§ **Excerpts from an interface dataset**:

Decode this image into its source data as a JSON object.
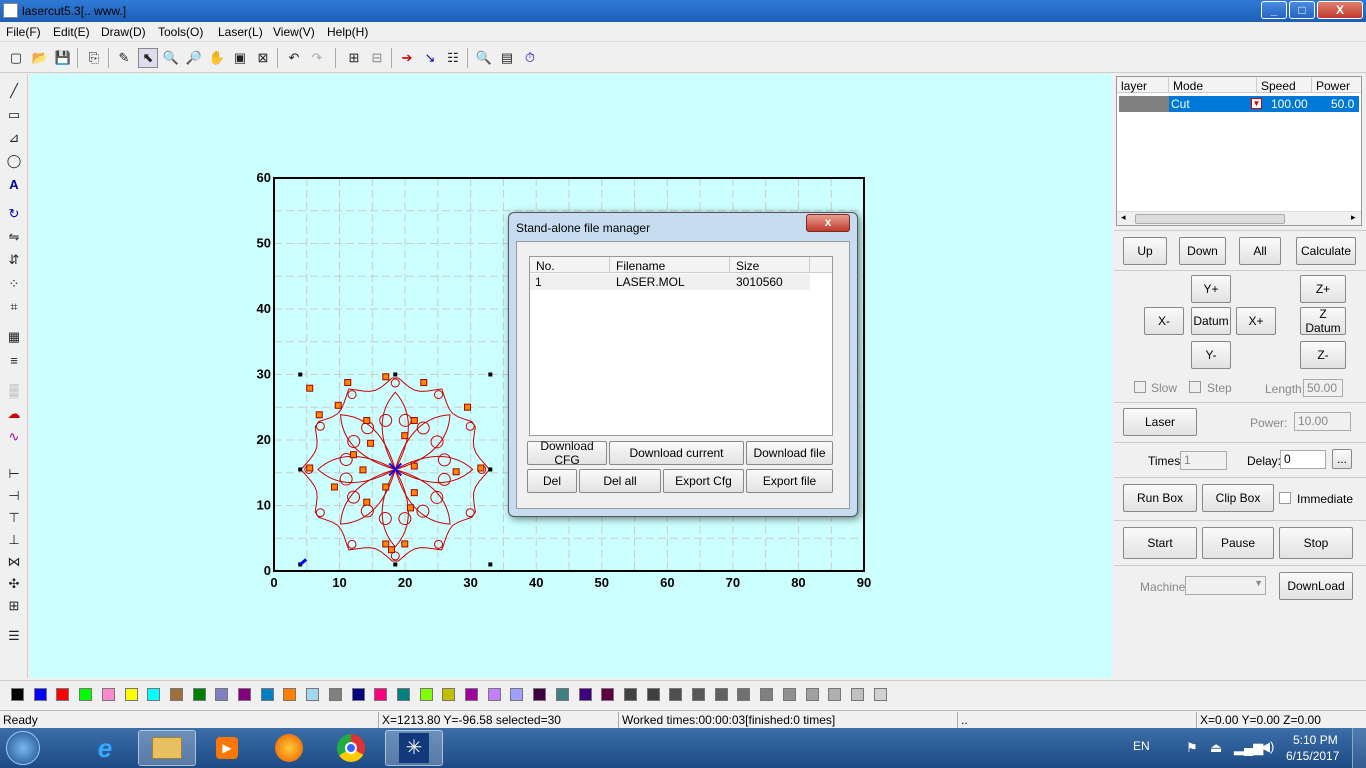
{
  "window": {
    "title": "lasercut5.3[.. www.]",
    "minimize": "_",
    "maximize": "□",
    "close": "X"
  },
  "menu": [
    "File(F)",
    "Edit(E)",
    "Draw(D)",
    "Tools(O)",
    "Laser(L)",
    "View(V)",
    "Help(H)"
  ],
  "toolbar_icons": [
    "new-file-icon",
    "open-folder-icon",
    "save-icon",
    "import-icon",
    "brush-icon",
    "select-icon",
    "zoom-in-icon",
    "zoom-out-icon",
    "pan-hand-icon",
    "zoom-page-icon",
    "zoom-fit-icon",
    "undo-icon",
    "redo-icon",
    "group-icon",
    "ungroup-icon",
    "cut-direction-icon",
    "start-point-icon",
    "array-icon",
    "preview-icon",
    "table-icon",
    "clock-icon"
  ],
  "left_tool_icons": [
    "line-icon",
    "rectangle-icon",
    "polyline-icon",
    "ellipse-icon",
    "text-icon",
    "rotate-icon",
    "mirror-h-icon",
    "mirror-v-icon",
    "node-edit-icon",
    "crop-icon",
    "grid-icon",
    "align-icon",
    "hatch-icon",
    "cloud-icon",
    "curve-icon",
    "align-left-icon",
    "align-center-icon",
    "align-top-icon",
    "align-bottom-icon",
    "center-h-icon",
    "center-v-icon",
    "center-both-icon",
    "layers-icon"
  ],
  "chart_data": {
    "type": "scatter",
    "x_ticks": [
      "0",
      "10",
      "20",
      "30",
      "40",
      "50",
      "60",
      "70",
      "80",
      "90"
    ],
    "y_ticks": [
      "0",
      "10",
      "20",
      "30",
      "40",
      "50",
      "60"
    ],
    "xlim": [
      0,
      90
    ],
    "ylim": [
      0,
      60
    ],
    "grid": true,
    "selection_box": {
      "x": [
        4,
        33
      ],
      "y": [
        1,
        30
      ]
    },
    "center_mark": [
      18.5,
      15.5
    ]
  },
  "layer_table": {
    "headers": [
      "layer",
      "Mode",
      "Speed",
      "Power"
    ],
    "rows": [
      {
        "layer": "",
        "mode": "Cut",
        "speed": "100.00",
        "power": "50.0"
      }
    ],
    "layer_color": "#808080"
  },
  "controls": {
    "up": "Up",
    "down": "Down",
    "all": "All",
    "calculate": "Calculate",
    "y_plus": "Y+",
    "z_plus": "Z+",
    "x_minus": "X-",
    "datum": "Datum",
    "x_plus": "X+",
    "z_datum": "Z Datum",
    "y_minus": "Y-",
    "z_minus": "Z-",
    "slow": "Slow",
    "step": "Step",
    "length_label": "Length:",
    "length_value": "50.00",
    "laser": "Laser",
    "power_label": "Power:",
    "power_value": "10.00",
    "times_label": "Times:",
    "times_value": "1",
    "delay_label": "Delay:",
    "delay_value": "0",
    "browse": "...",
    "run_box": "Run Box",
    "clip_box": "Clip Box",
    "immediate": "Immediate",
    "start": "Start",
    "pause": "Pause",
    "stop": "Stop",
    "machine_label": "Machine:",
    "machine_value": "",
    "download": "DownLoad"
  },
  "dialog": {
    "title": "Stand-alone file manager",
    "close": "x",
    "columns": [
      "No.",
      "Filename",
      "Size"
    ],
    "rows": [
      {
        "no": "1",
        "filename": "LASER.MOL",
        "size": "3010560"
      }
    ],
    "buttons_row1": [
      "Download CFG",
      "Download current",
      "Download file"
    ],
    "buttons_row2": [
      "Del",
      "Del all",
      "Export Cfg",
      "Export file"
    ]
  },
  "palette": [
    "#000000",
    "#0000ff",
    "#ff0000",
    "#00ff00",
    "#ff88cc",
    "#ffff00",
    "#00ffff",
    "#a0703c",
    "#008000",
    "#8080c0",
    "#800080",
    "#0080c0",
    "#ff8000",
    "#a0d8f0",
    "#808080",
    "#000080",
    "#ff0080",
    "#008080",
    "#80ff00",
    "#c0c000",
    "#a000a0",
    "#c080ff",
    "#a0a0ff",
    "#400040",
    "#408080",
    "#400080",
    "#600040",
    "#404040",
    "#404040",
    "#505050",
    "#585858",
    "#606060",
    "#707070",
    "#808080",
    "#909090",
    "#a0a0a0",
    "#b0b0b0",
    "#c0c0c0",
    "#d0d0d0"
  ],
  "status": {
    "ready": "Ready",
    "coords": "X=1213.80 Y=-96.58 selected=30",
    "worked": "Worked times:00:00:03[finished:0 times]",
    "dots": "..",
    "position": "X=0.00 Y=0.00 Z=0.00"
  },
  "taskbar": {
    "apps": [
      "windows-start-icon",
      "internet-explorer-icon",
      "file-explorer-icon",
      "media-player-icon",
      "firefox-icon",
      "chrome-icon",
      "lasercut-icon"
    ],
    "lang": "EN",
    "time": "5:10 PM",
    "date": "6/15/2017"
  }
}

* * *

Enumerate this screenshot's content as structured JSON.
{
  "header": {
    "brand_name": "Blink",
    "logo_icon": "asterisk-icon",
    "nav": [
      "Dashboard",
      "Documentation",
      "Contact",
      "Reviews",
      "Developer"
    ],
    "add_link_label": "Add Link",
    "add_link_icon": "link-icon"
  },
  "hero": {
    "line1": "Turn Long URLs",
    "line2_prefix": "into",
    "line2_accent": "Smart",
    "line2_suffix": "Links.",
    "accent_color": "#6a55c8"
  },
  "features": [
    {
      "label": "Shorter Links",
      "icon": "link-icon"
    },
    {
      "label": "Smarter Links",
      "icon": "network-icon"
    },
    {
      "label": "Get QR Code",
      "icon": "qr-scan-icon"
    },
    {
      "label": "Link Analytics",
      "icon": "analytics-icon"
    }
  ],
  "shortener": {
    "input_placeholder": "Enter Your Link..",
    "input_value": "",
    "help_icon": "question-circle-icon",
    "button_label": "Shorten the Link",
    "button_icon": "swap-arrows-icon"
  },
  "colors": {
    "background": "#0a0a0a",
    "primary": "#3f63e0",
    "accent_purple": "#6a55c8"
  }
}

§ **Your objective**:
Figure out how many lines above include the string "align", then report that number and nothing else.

§ **Finished task**:
5